■ **EXERCISE REQUIREMENTS**: Filter the records below down to lines containing "time".

····················

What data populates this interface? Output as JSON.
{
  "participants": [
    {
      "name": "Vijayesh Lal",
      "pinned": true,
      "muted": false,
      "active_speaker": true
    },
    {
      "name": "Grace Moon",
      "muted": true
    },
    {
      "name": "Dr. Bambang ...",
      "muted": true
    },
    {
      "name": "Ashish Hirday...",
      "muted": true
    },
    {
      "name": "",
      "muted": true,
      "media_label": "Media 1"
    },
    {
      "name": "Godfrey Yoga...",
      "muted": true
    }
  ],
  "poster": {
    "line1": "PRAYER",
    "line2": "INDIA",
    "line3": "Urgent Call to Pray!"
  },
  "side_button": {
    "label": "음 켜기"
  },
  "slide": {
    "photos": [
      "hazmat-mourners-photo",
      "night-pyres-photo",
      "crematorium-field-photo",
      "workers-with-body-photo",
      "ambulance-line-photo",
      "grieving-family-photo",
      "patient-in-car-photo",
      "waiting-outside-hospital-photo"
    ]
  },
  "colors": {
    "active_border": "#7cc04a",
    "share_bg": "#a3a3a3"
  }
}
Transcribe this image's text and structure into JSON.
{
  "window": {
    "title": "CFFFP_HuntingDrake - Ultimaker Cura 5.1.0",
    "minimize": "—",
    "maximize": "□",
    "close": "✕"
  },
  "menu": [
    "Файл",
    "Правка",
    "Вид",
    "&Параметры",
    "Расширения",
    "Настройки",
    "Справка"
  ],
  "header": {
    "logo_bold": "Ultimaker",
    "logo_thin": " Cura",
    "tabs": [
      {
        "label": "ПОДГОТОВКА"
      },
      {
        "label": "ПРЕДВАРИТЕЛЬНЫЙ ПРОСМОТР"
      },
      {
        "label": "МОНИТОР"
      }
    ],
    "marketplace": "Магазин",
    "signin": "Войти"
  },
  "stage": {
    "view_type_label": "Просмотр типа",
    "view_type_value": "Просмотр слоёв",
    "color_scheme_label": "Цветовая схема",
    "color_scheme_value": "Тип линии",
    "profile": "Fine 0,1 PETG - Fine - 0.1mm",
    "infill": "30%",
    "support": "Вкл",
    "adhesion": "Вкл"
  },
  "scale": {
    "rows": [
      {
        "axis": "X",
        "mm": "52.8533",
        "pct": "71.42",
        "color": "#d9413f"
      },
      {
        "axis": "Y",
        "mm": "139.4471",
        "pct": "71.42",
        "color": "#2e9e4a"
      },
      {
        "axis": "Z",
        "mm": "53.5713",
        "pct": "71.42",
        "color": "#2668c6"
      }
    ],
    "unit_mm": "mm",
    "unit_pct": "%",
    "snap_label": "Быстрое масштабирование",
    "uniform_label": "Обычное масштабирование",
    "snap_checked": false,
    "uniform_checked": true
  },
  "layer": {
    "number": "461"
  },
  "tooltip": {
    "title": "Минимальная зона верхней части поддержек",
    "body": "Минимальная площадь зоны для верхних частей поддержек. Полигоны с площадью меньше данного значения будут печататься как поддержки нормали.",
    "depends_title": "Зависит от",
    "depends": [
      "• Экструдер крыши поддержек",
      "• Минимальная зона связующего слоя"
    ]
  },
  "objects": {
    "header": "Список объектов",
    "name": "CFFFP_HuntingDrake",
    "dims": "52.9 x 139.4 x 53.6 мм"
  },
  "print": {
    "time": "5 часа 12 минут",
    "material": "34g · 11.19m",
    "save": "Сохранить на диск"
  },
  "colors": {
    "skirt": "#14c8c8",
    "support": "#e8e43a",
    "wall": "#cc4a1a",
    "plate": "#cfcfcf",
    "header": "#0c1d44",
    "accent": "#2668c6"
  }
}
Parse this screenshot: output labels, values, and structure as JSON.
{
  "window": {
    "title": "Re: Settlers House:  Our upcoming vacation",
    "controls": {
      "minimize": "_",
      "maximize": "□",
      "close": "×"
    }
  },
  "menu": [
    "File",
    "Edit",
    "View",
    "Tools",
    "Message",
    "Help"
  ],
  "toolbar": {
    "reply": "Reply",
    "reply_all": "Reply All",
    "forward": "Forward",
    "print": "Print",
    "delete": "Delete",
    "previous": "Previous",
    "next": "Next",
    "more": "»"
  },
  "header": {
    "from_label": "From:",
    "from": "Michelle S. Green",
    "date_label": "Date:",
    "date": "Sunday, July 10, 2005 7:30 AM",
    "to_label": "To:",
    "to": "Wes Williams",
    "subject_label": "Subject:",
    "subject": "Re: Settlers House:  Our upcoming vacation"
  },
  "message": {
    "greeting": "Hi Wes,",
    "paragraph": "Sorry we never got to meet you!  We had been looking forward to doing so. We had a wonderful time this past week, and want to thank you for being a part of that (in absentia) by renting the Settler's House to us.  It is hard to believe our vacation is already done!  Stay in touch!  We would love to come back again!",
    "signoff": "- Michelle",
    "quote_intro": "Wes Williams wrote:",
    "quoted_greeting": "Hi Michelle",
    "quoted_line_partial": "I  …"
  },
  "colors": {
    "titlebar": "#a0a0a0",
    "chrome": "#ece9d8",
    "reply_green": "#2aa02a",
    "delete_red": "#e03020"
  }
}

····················

■ **ANSWER TO THIS TASK**:
    "time": "5 часа 12 минут",
    "paragraph": "Sorry we never got to meet you!  We had been looking forward to doing so. We had a wonderful time this past week, and want to thank you for being a part of that (in absentia) by renting the Settler's House to us.  It is hard to believe our vacation is already done!  Stay in touch!  We would love to come back again!",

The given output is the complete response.